━━━ Material supplied

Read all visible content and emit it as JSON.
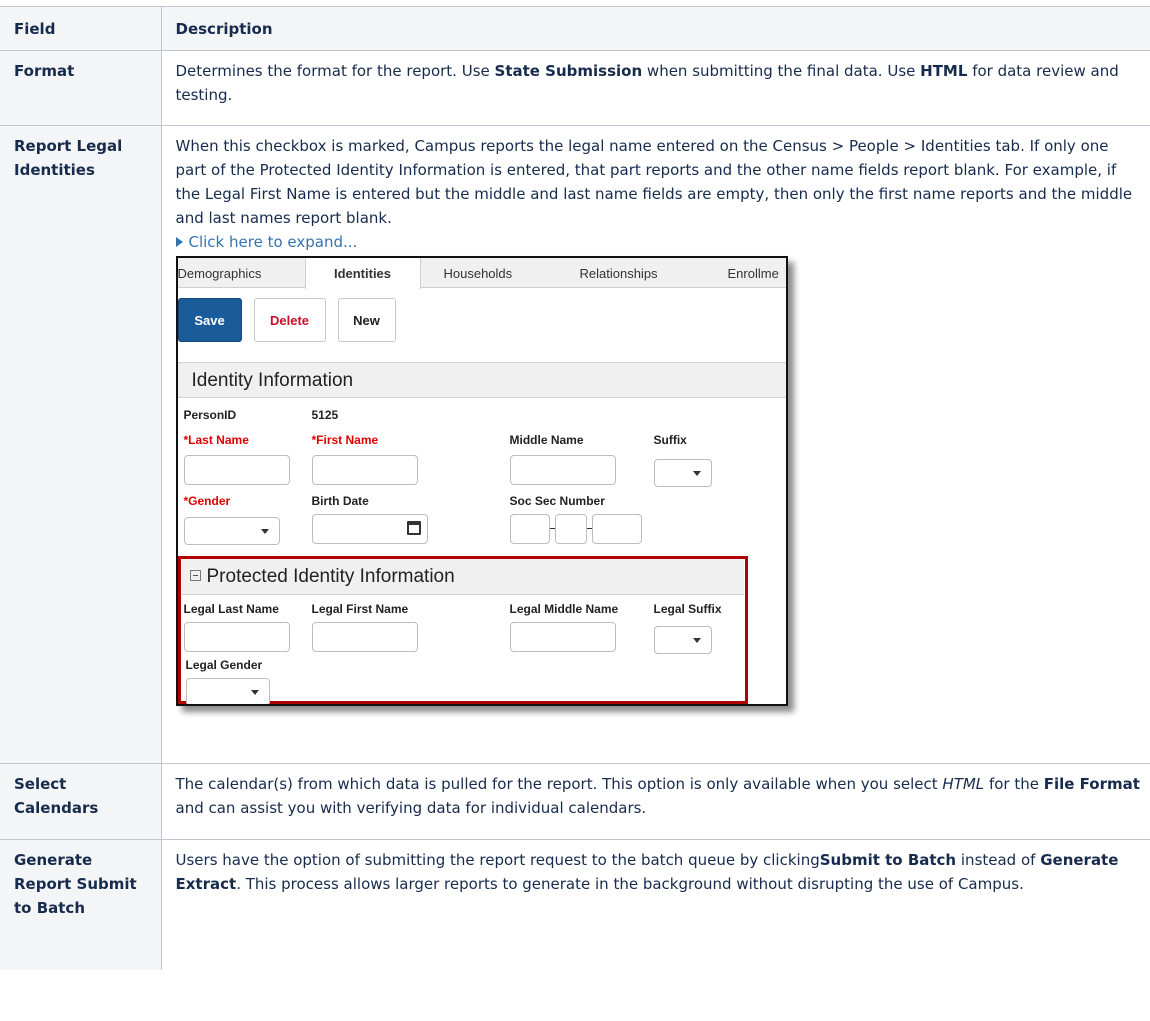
{
  "table": {
    "header": {
      "field": "Field",
      "description": "Description"
    },
    "rows": [
      {
        "field": "Format",
        "parts": [
          "Determines the format for the report. Use ",
          "State Submission",
          " when submitting the final data. Use ",
          "HTML",
          " for data review and testing."
        ]
      },
      {
        "field": "Report Legal Identities",
        "text": "When this checkbox is marked, Campus reports the legal name entered on the Census > People > Identities tab. If only one part of the Protected Identity Information is entered, that part reports and the other name fields report blank. For example, if the Legal First Name is entered but the middle and last name fields are empty, then only the first name reports and the middle and last names report blank.",
        "expand_label": "Click here to expand..."
      },
      {
        "field": "Select Calendars",
        "parts": [
          "The calendar(s) from which data is pulled for the report. This option is only available when you select ",
          "HTML",
          " for the ",
          "File Format",
          " and can assist you with verifying data for individual calendars."
        ]
      },
      {
        "field": "Generate Report Submit to Batch",
        "parts": [
          "Users have the option of submitting the report request to the batch queue by clicking",
          "Submit to Batch",
          " instead of ",
          "Generate Extract",
          ". This process allows larger reports to generate in the background without disrupting the use of Campus."
        ]
      }
    ]
  },
  "screenshot": {
    "tabs": [
      "Demographics",
      "Identities",
      "Households",
      "Relationships",
      "Enrollme"
    ],
    "active_tab": "Identities",
    "buttons": {
      "save": "Save",
      "delete": "Delete",
      "new": "New"
    },
    "identity_title": "Identity Information",
    "person_id_label": "PersonID",
    "person_id_value": "5125",
    "labels": {
      "last_name": "*Last Name",
      "first_name": "*First Name",
      "middle_name": "Middle Name",
      "suffix": "Suffix",
      "gender": "*Gender",
      "birth_date": "Birth Date",
      "ssn": "Soc Sec Number"
    },
    "protected_title": "Protected Identity Information",
    "protected_labels": {
      "legal_last": "Legal Last Name",
      "legal_first": "Legal First Name",
      "legal_middle": "Legal Middle Name",
      "legal_suffix": "Legal Suffix",
      "legal_gender": "Legal Gender"
    },
    "highlight_color": "#b00000",
    "save_color": "#1a5b9a",
    "required_color": "#e00000"
  }
}
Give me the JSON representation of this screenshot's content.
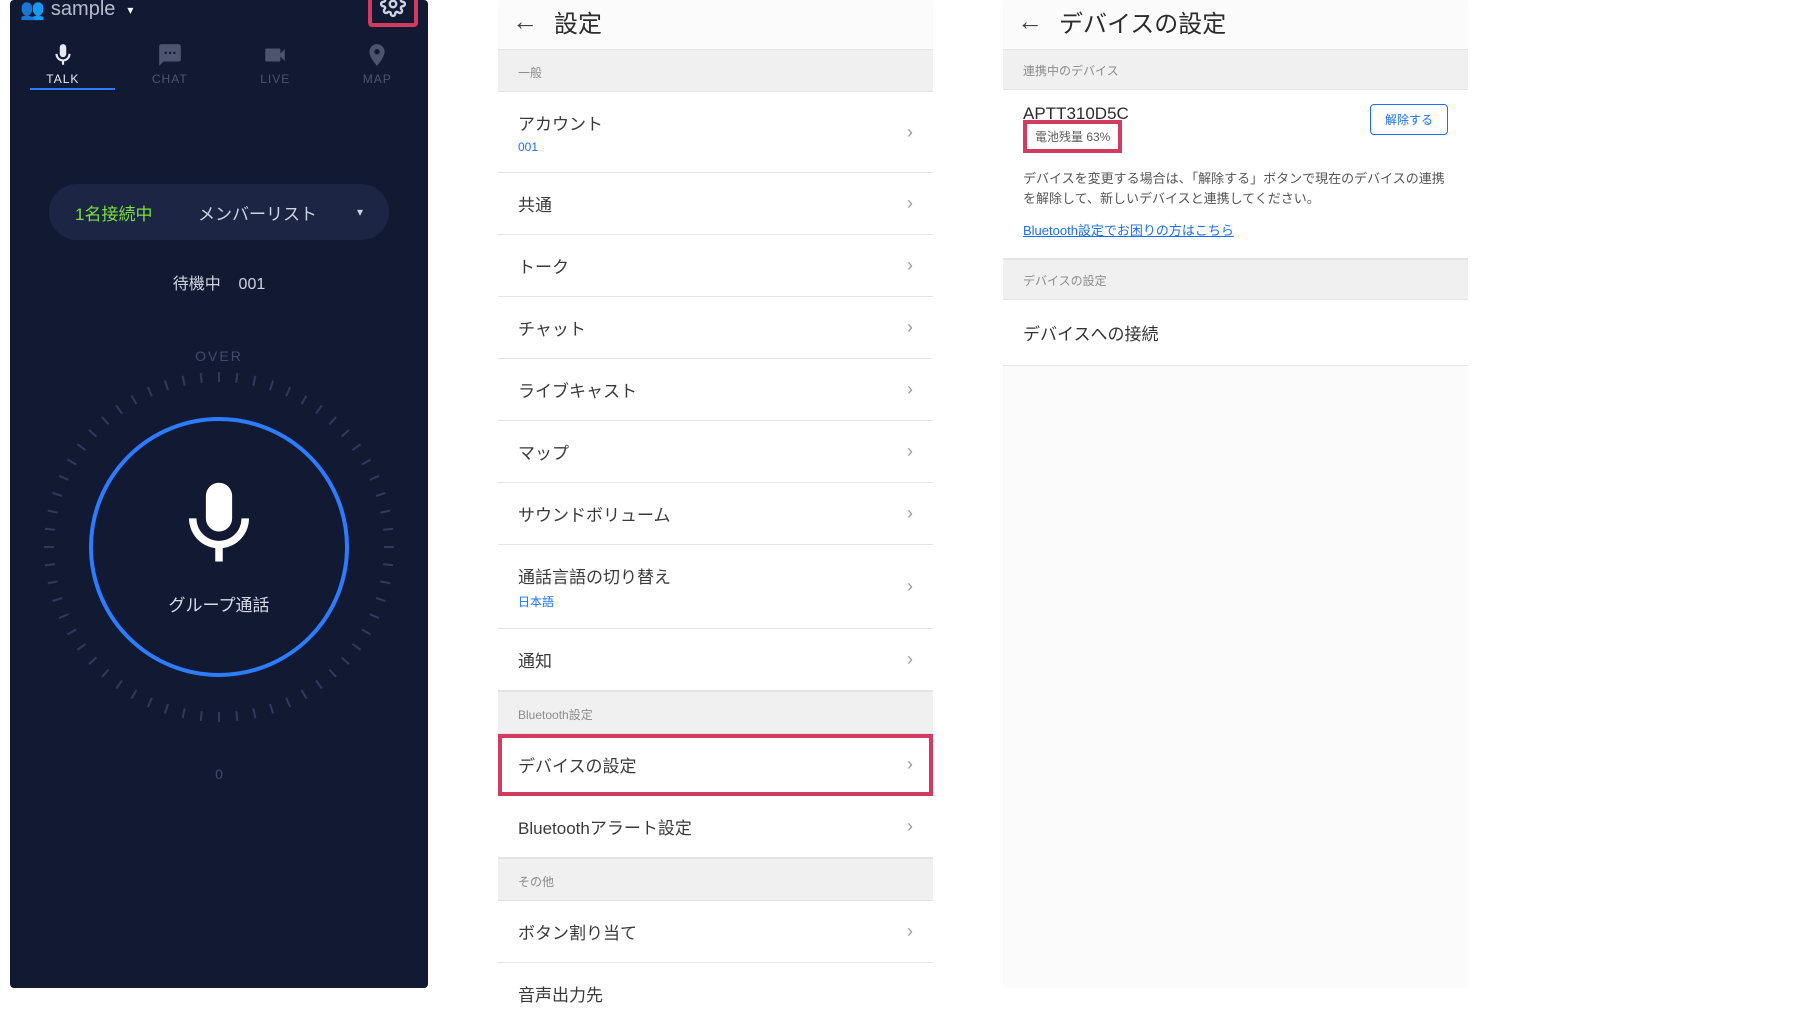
{
  "panel1": {
    "group_name": "sample",
    "tabs": [
      "TALK",
      "CHAT",
      "LIVE",
      "MAP"
    ],
    "connection_count": "1名接続中",
    "member_list": "メンバーリスト",
    "status_prefix": "待機中",
    "status_id": "001",
    "over": "OVER",
    "zero": "0",
    "call_label": "グループ通話"
  },
  "panel2": {
    "title": "設定",
    "sections": {
      "general": "一般",
      "bluetooth": "Bluetooth設定",
      "other": "その他"
    },
    "rows": {
      "account": {
        "label": "アカウント",
        "sub": "001"
      },
      "common": "共通",
      "talk": "トーク",
      "chat": "チャット",
      "livecast": "ライブキャスト",
      "map": "マップ",
      "sound": "サウンドボリューム",
      "lang": {
        "label": "通話言語の切り替え",
        "sub": "日本語"
      },
      "notify": "通知",
      "device": "デバイスの設定",
      "btalert": "Bluetoothアラート設定",
      "button_assign": "ボタン割り当て",
      "audio_out": "音声出力先"
    }
  },
  "panel3": {
    "title": "デバイスの設定",
    "section_label_paired": "連携中のデバイス",
    "device_name": "APTT310D5C",
    "battery": "電池残量 63%",
    "unpair": "解除する",
    "note": "デバイスを変更する場合は、「解除する」ボタンで現在のデバイスの連携を解除して、新しいデバイスと連携してください。",
    "bt_link": "Bluetooth設定でお困りの方はこちら",
    "section_label_settings": "デバイスの設定",
    "connect_row": "デバイスへの接続"
  }
}
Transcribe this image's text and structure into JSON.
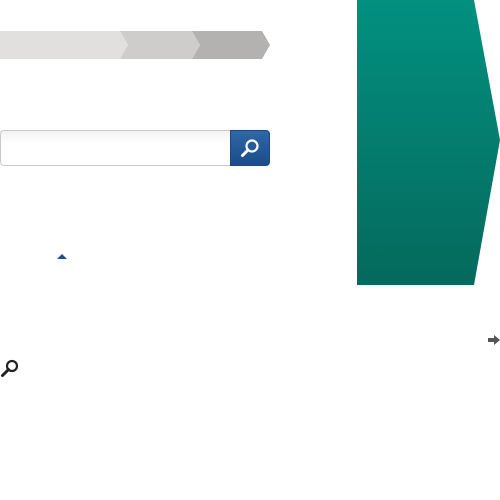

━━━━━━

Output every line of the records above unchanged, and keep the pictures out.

▶ **Result of this task**
Read all visible content and emit it as JSON.
{
  "table": {
    "header": {
      "field": "Field",
      "description": "Description"
    },
    "rows": [
      {
        "field": "Format",
        "parts": [
          "Determines the format for the report. Use ",
          "State Submission",
          " when submitting the final data. Use ",
          "HTML",
          " for data review and testing."
        ]
      },
      {
        "field": "Report Legal Identities",
        "text": "When this checkbox is marked, Campus reports the legal name entered on the Census > People > Identities tab. If only one part of the Protected Identity Information is entered, that part reports and the other name fields report blank. For example, if the Legal First Name is entered but the middle and last name fields are empty, then only the first name reports and the middle and last names report blank.",
        "expand_label": "Click here to expand..."
      },
      {
        "field": "Select Calendars",
        "parts": [
          "The calendar(s) from which data is pulled for the report. This option is only available when you select ",
          "HTML",
          " for the ",
          "File Format",
          " and can assist you with verifying data for individual calendars."
        ]
      },
      {
        "field": "Generate Report Submit to Batch",
        "parts": [
          "Users have the option of submitting the report request to the batch queue by clicking",
          "Submit to Batch",
          " instead of ",
          "Generate Extract",
          ". This process allows larger reports to generate in the background without disrupting the use of Campus."
        ]
      }
    ]
  },
  "screenshot": {
    "tabs": [
      "Demographics",
      "Identities",
      "Households",
      "Relationships",
      "Enrollme"
    ],
    "active_tab": "Identities",
    "buttons": {
      "save": "Save",
      "delete": "Delete",
      "new": "New"
    },
    "identity_title": "Identity Information",
    "person_id_label": "PersonID",
    "person_id_value": "5125",
    "labels": {
      "last_name": "*Last Name",
      "first_name": "*First Name",
      "middle_name": "Middle Name",
      "suffix": "Suffix",
      "gender": "*Gender",
      "birth_date": "Birth Date",
      "ssn": "Soc Sec Number"
    },
    "protected_title": "Protected Identity Information",
    "protected_labels": {
      "legal_last": "Legal Last Name",
      "legal_first": "Legal First Name",
      "legal_middle": "Legal Middle Name",
      "legal_suffix": "Legal Suffix",
      "legal_gender": "Legal Gender"
    },
    "highlight_color": "#b00000",
    "save_color": "#1a5b9a",
    "required_color": "#e00000"
  }
}
Give me the JSON representation of this screenshot's content.
{
  "panel1": {
    "group_name": "sample",
    "tabs": [
      "TALK",
      "CHAT",
      "LIVE",
      "MAP"
    ],
    "connection_count": "1名接続中",
    "member_list": "メンバーリスト",
    "status_prefix": "待機中",
    "status_id": "001",
    "over": "OVER",
    "zero": "0",
    "call_label": "グループ通話"
  },
  "panel2": {
    "title": "設定",
    "sections": {
      "general": "一般",
      "bluetooth": "Bluetooth設定",
      "other": "その他"
    },
    "rows": {
      "account": {
        "label": "アカウント",
        "sub": "001"
      },
      "common": "共通",
      "talk": "トーク",
      "chat": "チャット",
      "livecast": "ライブキャスト",
      "map": "マップ",
      "sound": "サウンドボリューム",
      "lang": {
        "label": "通話言語の切り替え",
        "sub": "日本語"
      },
      "notify": "通知",
      "device": "デバイスの設定",
      "btalert": "Bluetoothアラート設定",
      "button_assign": "ボタン割り当て",
      "audio_out": "音声出力先"
    }
  },
  "panel3": {
    "title": "デバイスの設定",
    "section_label_paired": "連携中のデバイス",
    "device_name": "APTT310D5C",
    "battery": "電池残量 63%",
    "unpair": "解除する",
    "note": "デバイスを変更する場合は、「解除する」ボタンで現在のデバイスの連携を解除して、新しいデバイスと連携してください。",
    "bt_link": "Bluetooth設定でお困りの方はこちら",
    "section_label_settings": "デバイスの設定",
    "connect_row": "デバイスへの接続"
  }
}
Transcribe this image's text and structure into JSON.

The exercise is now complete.